Data supplied:

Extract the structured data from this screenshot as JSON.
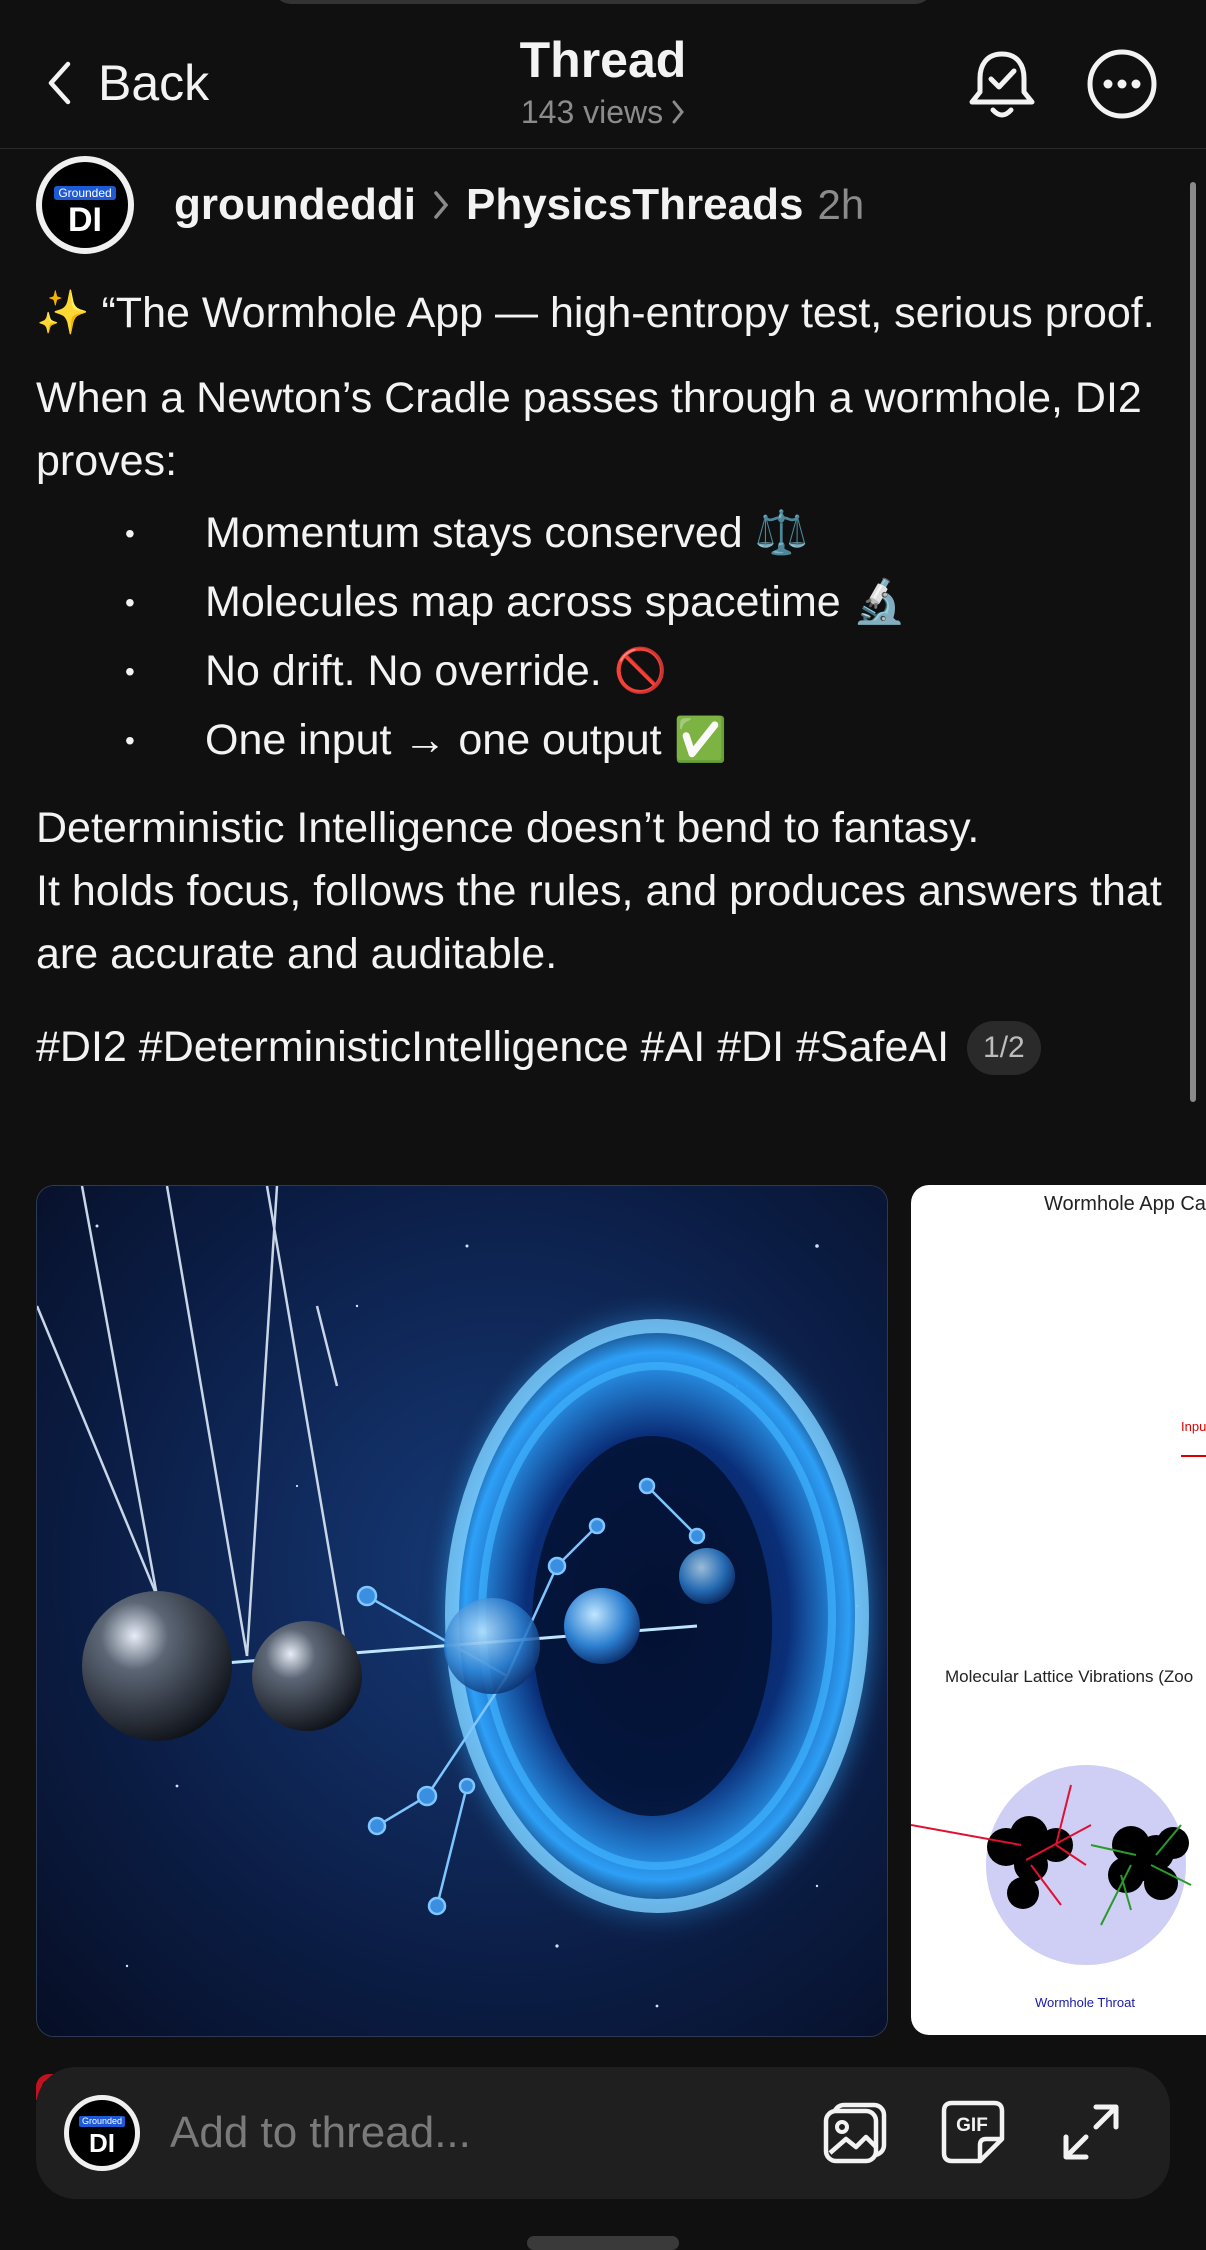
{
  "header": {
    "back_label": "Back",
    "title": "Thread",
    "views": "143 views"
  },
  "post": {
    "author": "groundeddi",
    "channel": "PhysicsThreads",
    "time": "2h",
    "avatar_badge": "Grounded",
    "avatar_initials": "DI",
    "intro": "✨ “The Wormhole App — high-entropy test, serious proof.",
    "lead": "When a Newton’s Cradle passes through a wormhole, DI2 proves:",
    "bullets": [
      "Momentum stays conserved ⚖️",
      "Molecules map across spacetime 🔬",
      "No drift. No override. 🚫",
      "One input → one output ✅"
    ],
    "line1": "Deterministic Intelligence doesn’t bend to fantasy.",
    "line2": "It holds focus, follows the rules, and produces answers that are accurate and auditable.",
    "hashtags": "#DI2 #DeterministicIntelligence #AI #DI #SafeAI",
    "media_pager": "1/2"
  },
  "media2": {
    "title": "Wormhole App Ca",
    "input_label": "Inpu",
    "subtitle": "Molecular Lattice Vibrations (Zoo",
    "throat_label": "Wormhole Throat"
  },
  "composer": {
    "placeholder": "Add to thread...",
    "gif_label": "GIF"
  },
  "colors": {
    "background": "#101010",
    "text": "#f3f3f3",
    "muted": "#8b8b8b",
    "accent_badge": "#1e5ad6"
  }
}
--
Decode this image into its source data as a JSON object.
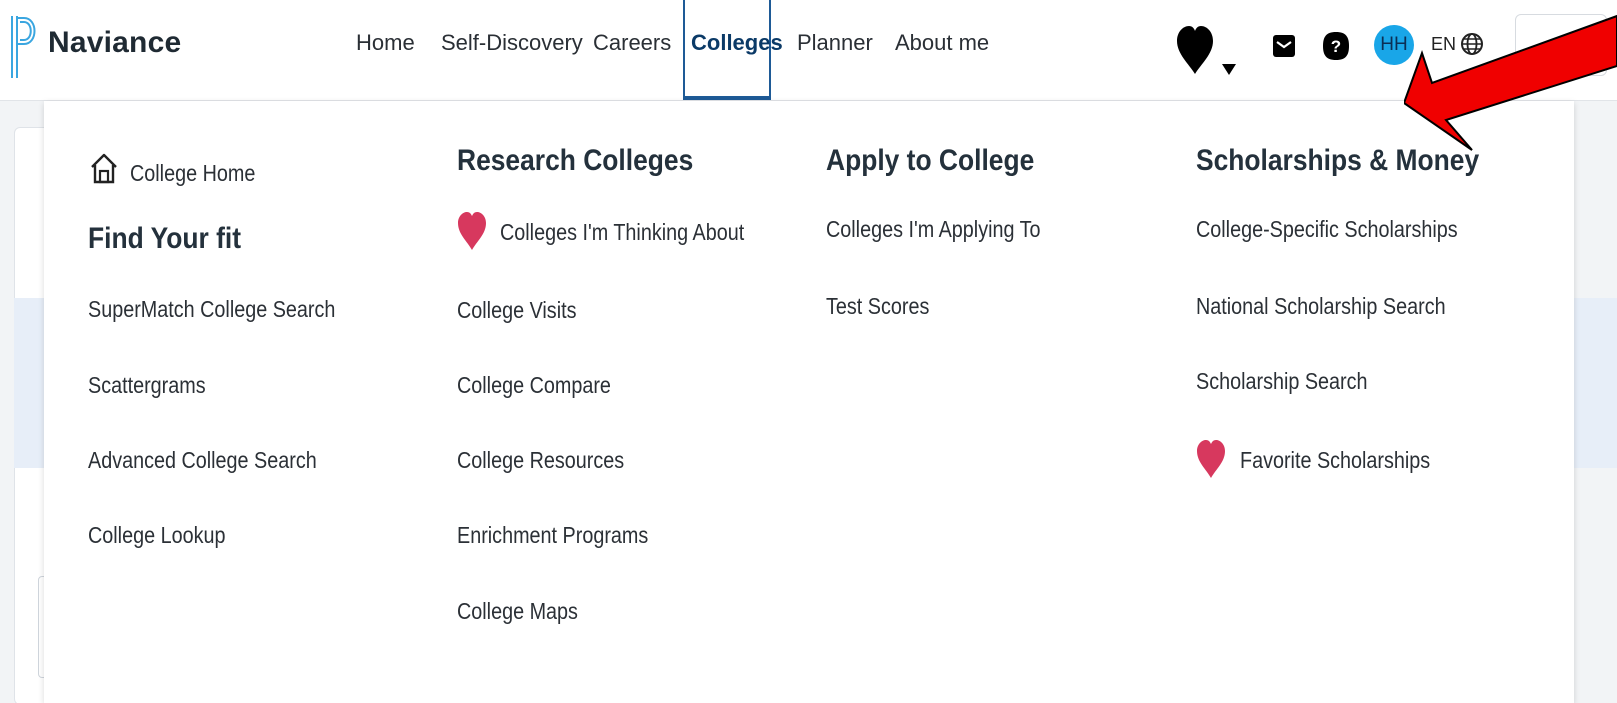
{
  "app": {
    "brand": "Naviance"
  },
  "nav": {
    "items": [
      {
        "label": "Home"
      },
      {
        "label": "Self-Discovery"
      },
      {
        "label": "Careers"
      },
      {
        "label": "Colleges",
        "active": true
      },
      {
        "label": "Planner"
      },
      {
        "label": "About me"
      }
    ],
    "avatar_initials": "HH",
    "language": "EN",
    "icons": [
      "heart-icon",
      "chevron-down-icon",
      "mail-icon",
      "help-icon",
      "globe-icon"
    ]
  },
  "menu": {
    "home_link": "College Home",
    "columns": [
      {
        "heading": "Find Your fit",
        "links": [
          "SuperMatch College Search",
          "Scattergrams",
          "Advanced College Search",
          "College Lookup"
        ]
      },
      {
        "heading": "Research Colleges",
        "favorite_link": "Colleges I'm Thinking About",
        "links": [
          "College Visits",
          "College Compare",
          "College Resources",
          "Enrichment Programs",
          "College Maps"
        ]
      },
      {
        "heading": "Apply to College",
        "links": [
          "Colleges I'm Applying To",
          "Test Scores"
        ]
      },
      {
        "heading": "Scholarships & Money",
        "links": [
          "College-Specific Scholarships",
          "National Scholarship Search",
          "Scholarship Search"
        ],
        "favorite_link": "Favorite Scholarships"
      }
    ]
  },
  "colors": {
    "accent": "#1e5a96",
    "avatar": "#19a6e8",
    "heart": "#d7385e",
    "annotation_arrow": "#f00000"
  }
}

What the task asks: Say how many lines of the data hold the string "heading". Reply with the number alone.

Task answer: 4